TASK INPUTS below:

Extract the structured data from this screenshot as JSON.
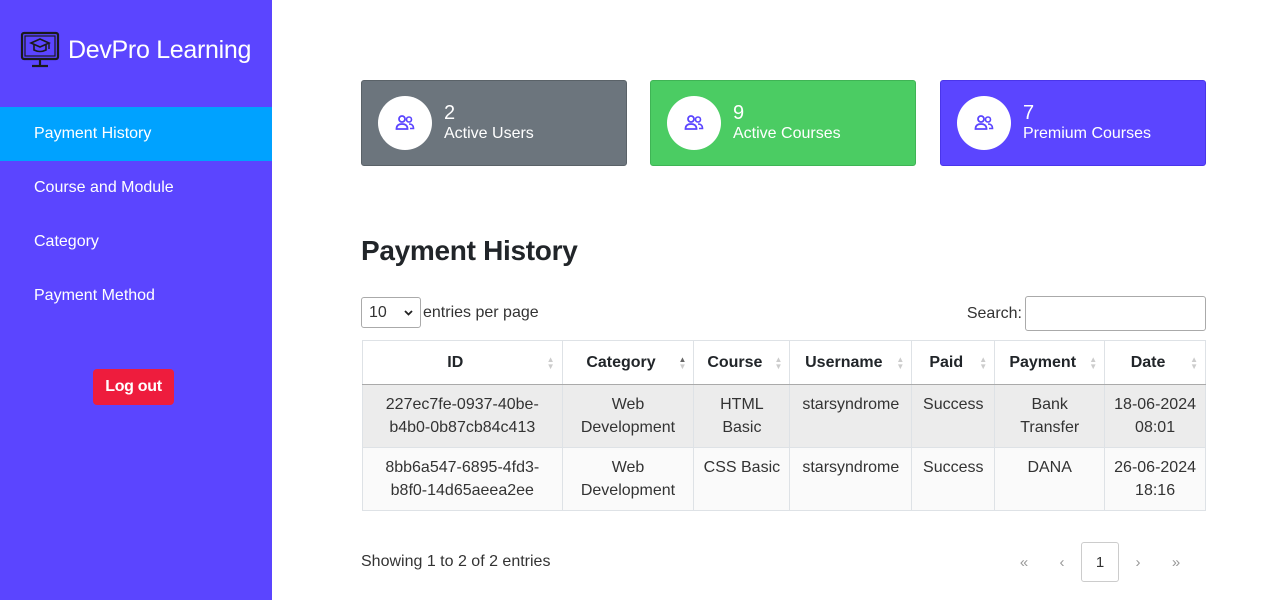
{
  "app": {
    "brand": "DevPro Learning"
  },
  "sidebar": {
    "items": [
      {
        "label": "Payment History",
        "active": true
      },
      {
        "label": "Course and Module"
      },
      {
        "label": "Category"
      },
      {
        "label": "Payment Method"
      }
    ],
    "logout_label": "Log out"
  },
  "stats": [
    {
      "value": "2",
      "label": "Active Users",
      "color": "#6c757d"
    },
    {
      "value": "9",
      "label": "Active Courses",
      "color": "#4bcc63"
    },
    {
      "value": "7",
      "label": "Premium Courses",
      "color": "#5b45ff"
    }
  ],
  "page": {
    "title": "Payment History"
  },
  "table_controls": {
    "entries_value": "10",
    "entries_suffix": "entries per page",
    "search_label": "Search:",
    "search_value": ""
  },
  "table": {
    "columns": [
      "ID",
      "Category",
      "Course",
      "Username",
      "Paid",
      "Payment",
      "Date"
    ],
    "rows": [
      {
        "id": "227ec7fe-0937-40be-b4b0-0b87cb84c413",
        "category": "Web Development",
        "course": "HTML Basic",
        "username": "starsyndrome",
        "paid": "Success",
        "payment": "Bank Transfer",
        "date": "18-06-2024 08:01"
      },
      {
        "id": "8bb6a547-6895-4fd3-b8f0-14d65aeea2ee",
        "category": "Web Development",
        "course": "CSS Basic",
        "username": "starsyndrome",
        "paid": "Success",
        "payment": "DANA",
        "date": "26-06-2024 18:16"
      }
    ]
  },
  "footer": {
    "info": "Showing 1 to 2 of 2 entries",
    "pagination": {
      "first": "«",
      "prev": "‹",
      "current": "1",
      "next": "›",
      "last": "»"
    }
  },
  "colors": {
    "sidebar": "#5b45ff",
    "active_nav": "#00a2ff",
    "logout": "#ee1c3d",
    "stat_icon": "#5b45ff"
  }
}
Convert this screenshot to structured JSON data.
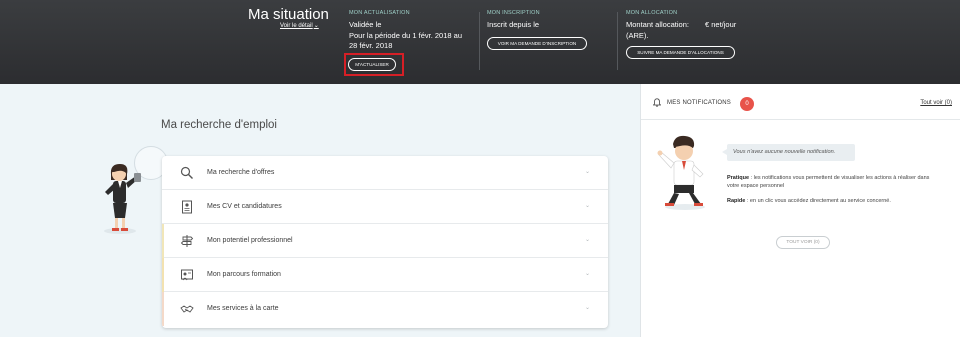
{
  "situation": {
    "title": "Ma situation",
    "detail_link": "Voir le détail",
    "actualisation": {
      "heading": "MON ACTUALISATION",
      "line1": "Validée le",
      "line2": "Pour la période du 1 févr. 2018 au",
      "line3": "28 févr. 2018",
      "button": "M'ACTUALISER"
    },
    "inscription": {
      "heading": "MON INSCRIPTION",
      "line1": "Inscrit depuis le",
      "button": "VOIR MA DEMANDE D'INSCRIPTION"
    },
    "allocation": {
      "heading": "MON ALLOCATION",
      "line1": "Montant allocation:",
      "line1b": "€ net/jour",
      "line2": "(ARE).",
      "button": "SUIVRE MA DEMANDE D'ALLOCATIONS"
    }
  },
  "main": {
    "title": "Ma recherche d'emploi",
    "items": [
      {
        "label": "Ma recherche d'offres",
        "icon": "search-icon",
        "accent": "#ffffff"
      },
      {
        "label": "Mes CV et candidatures",
        "icon": "cv-document-icon",
        "accent": "#ffffff"
      },
      {
        "label": "Mon potentiel professionnel",
        "icon": "signpost-icon",
        "accent": "#f1e6b8"
      },
      {
        "label": "Mon parcours formation",
        "icon": "training-icon",
        "accent": "#f3e2b0"
      },
      {
        "label": "Mes services à la carte",
        "icon": "handshake-icon",
        "accent": "#f4d9c8"
      }
    ]
  },
  "notifications": {
    "title": "MES NOTIFICATIONS",
    "count": "0",
    "see_all": "Tout voir (0)",
    "empty_message": "Vous n'avez aucune nouvelle notification.",
    "pratique_label": "Pratique",
    "pratique_text": " : les notifications vous permettent de visualiser les actions à réaliser dans votre espace personnel",
    "rapide_label": "Rapide",
    "rapide_text": " : en un clic vous accédez directement au service concerné.",
    "button": "TOUT VOIR (0)"
  },
  "colors": {
    "banner": "#2f3033",
    "badge": "#e8534a",
    "highlight": "#d61f26",
    "heading_accent": "#9fd0c8"
  }
}
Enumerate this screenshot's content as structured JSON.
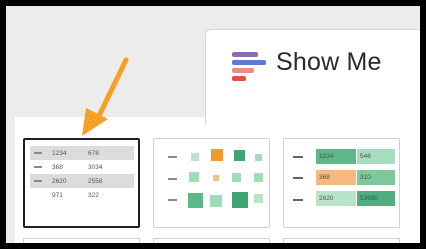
{
  "header": {
    "title": "Show Me",
    "icon": "show-me-bars-icon",
    "icon_colors": [
      "#8a6fb0",
      "#5b7bd1",
      "#f08a8a",
      "#e2523f"
    ]
  },
  "pointer": {
    "icon": "arrow-pointer-icon",
    "color": "#f5a123"
  },
  "chart_types": [
    {
      "name": "text table",
      "selected": true,
      "rows": [
        [
          "1234",
          "678"
        ],
        [
          "368",
          "3034"
        ],
        [
          "2620",
          "2558"
        ],
        [
          "971",
          "322"
        ]
      ]
    },
    {
      "name": "heat map",
      "selected": false,
      "accent_colors": [
        "#f29a2e",
        "#3fa572",
        "#9fdcb8"
      ]
    },
    {
      "name": "highlight table",
      "selected": false,
      "rows": [
        [
          "1234",
          "546"
        ],
        [
          "368",
          "310"
        ],
        [
          "2620",
          "53690"
        ]
      ],
      "highlight_color": "#f6b87e"
    }
  ]
}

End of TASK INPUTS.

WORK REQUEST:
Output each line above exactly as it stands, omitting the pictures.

SOLUTION TO THE EXERCISE:
Extract the structured data from this screenshot as JSON.
{
  "app": {
    "brand": "DevPro Learning"
  },
  "sidebar": {
    "items": [
      {
        "label": "Payment History",
        "active": true
      },
      {
        "label": "Course and Module"
      },
      {
        "label": "Category"
      },
      {
        "label": "Payment Method"
      }
    ],
    "logout_label": "Log out"
  },
  "stats": [
    {
      "value": "2",
      "label": "Active Users",
      "color": "#6c757d"
    },
    {
      "value": "9",
      "label": "Active Courses",
      "color": "#4bcc63"
    },
    {
      "value": "7",
      "label": "Premium Courses",
      "color": "#5b45ff"
    }
  ],
  "page": {
    "title": "Payment History"
  },
  "table_controls": {
    "entries_value": "10",
    "entries_suffix": "entries per page",
    "search_label": "Search:",
    "search_value": ""
  },
  "table": {
    "columns": [
      "ID",
      "Category",
      "Course",
      "Username",
      "Paid",
      "Payment",
      "Date"
    ],
    "rows": [
      {
        "id": "227ec7fe-0937-40be-b4b0-0b87cb84c413",
        "category": "Web Development",
        "course": "HTML Basic",
        "username": "starsyndrome",
        "paid": "Success",
        "payment": "Bank Transfer",
        "date": "18-06-2024 08:01"
      },
      {
        "id": "8bb6a547-6895-4fd3-b8f0-14d65aeea2ee",
        "category": "Web Development",
        "course": "CSS Basic",
        "username": "starsyndrome",
        "paid": "Success",
        "payment": "DANA",
        "date": "26-06-2024 18:16"
      }
    ]
  },
  "footer": {
    "info": "Showing 1 to 2 of 2 entries",
    "pagination": {
      "first": "«",
      "prev": "‹",
      "current": "1",
      "next": "›",
      "last": "»"
    }
  },
  "colors": {
    "sidebar": "#5b45ff",
    "active_nav": "#00a2ff",
    "logout": "#ee1c3d",
    "stat_icon": "#5b45ff"
  }
}
Convert this screenshot to structured JSON data.
{
  "situation": {
    "title": "Ma situation",
    "detail_link": "Voir le détail",
    "actualisation": {
      "heading": "MON ACTUALISATION",
      "line1": "Validée le",
      "line2": "Pour la période du 1 févr. 2018 au",
      "line3": "28 févr. 2018",
      "button": "M'ACTUALISER"
    },
    "inscription": {
      "heading": "MON INSCRIPTION",
      "line1": "Inscrit depuis le",
      "button": "VOIR MA DEMANDE D'INSCRIPTION"
    },
    "allocation": {
      "heading": "MON ALLOCATION",
      "line1": "Montant allocation:",
      "line1b": "€ net/jour",
      "line2": "(ARE).",
      "button": "SUIVRE MA DEMANDE D'ALLOCATIONS"
    }
  },
  "main": {
    "title": "Ma recherche d'emploi",
    "items": [
      {
        "label": "Ma recherche d'offres",
        "icon": "search-icon",
        "accent": "#ffffff"
      },
      {
        "label": "Mes CV et candidatures",
        "icon": "cv-document-icon",
        "accent": "#ffffff"
      },
      {
        "label": "Mon potentiel professionnel",
        "icon": "signpost-icon",
        "accent": "#f1e6b8"
      },
      {
        "label": "Mon parcours formation",
        "icon": "training-icon",
        "accent": "#f3e2b0"
      },
      {
        "label": "Mes services à la carte",
        "icon": "handshake-icon",
        "accent": "#f4d9c8"
      }
    ]
  },
  "notifications": {
    "title": "MES NOTIFICATIONS",
    "count": "0",
    "see_all": "Tout voir (0)",
    "empty_message": "Vous n'avez aucune nouvelle notification.",
    "pratique_label": "Pratique",
    "pratique_text": " : les notifications vous permettent de visualiser les actions à réaliser dans votre espace personnel",
    "rapide_label": "Rapide",
    "rapide_text": " : en un clic vous accédez directement au service concerné.",
    "button": "TOUT VOIR (0)"
  },
  "colors": {
    "banner": "#2f3033",
    "badge": "#e8534a",
    "highlight": "#d61f26",
    "heading_accent": "#9fd0c8"
  }
}
Enumerate this screenshot's content as structured JSON.
{
  "header": {
    "title": "Show Me",
    "icon": "show-me-bars-icon",
    "icon_colors": [
      "#8a6fb0",
      "#5b7bd1",
      "#f08a8a",
      "#e2523f"
    ]
  },
  "pointer": {
    "icon": "arrow-pointer-icon",
    "color": "#f5a123"
  },
  "chart_types": [
    {
      "name": "text table",
      "selected": true,
      "rows": [
        [
          "1234",
          "678"
        ],
        [
          "368",
          "3034"
        ],
        [
          "2620",
          "2558"
        ],
        [
          "971",
          "322"
        ]
      ]
    },
    {
      "name": "heat map",
      "selected": false,
      "accent_colors": [
        "#f29a2e",
        "#3fa572",
        "#9fdcb8"
      ]
    },
    {
      "name": "highlight table",
      "selected": false,
      "rows": [
        [
          "1234",
          "546"
        ],
        [
          "368",
          "310"
        ],
        [
          "2620",
          "53690"
        ]
      ],
      "highlight_color": "#f6b87e"
    }
  ]
}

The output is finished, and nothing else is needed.